This year’s dramatic geopolitical changes have significantly altered the calculus for foreign investment in China as large European enterprises are increasingly taking the lead and Japanese businesses are retreating in manufacturing and advancing in services. American companies, on the other hand, are frozen as the US government imposes tough sanctions on China’s tech sector and as manufacturers weigh strategic moves back to the US.
Photo collector Zou Dehuai tells the story of Nadine Hwang, a half-Chinese woman who was a rare breed in every sense of the term. Her dramatic life took her from Madrid to China and the salons of Paris, to a concentration camp in Germany, and eventually to Belgium. Amid the tragedy of war, she found love, and through it all, lived life with great spirit.
Analysing German Chancellor Olaf Scholz’s recent visit to China, former journalist Goh Choon Kang offers the view that Germany — along with much of Europe — has been “weaponised” by the US for its own aims, whether in terms of China policy or the war in Ukraine.

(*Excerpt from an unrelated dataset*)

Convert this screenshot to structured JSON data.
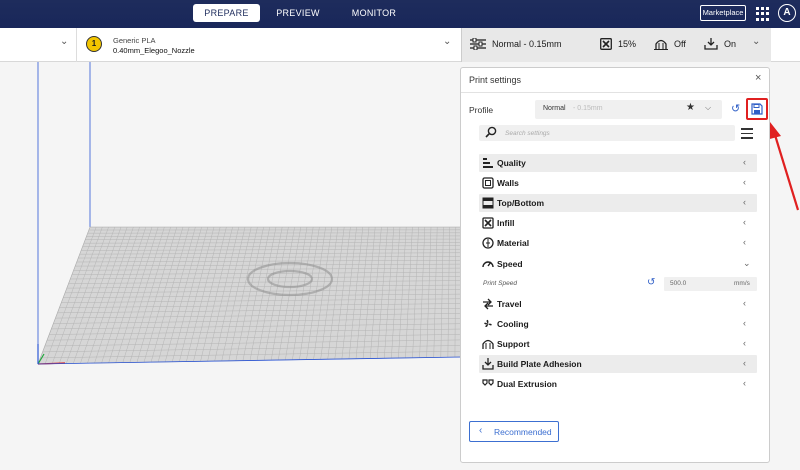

This is a clear lesson for other countries, those in Southeast Asia included.
Thorsten Benner of the Global Public Policy Institute (GPPi) in Berlin points out that unlike former Chancellor Merkel, current German Chancellor Olaf Scholz has invested a lot of time into building closer connections with Asian partners. This fits in with his worldview of multiple emerging global powers, and the need to foster resilience, diversification and “de-risking” in achieving economic security vis-a-vis China.
Diplomatic activities appear to be back at full swing after the 20th Party Congress. Zaobao correspondent Yang Danxu notes that the visits by heads of states to China are driven by Beijing’s objectives of bringing its neighbours close, stabilising relations with Europe, and strengthening relations with developing countries. Will this help improve China’s relations and international image, especially amid the tense geopolitical background?
As energy prices soar in Europe, the continent has been turning to China to get it through the approaching winter, from purchasing electric blankets and thermal stockings to importing natural gas. Zaobao’s China Desk explores the geopolitical factors involved and how Europe is both dependent on China and resistant to this dependence.
As the 20th Party Congress approaches, US academic Robert S. Ross assesses China’s foreign policy record over the last ten years and weighs up China’s foreign policy priorities in the likely third term of President Xi Jinping’s leadership. This is the last in a five-part series of articles on the future of China.
The BRI’s implementation will be slowing down as a result of multiple factors ranging from the global Covid-19 pandemic, the shift in the global geostrategic environment and the Chinese economic slowdown. As it changes its model to suit change, it could focus more on sustainable financing for BRI countries and lower the long-term financial impacts of loans for infrastructure projects. It could also pursue “third-party market cooperation” as a flexible approach in its pursuit of cooperation with other countries under the BRI umbrella. This is the second in a five-part series of articles on the future of China.
Lee Huay Leng was touched by the live broadcast of a concert in the park put up by the Nuremberg Symphony Orchestra with Singaporean conductor Wong Kah Chun at the helm and Singapore Chinese Orchestra musicians taking part. Chinese instruments found their place in Wong’s arrangement of 19th century Russian composer Modest Mussorgsky’s “Pictures at an Exhibition”. In the aftermath of Covid and an international milieu where politics meddles even in the arts, the young Wong had found a way to stay composed and build a bridge with music. Can countries learn to do the same?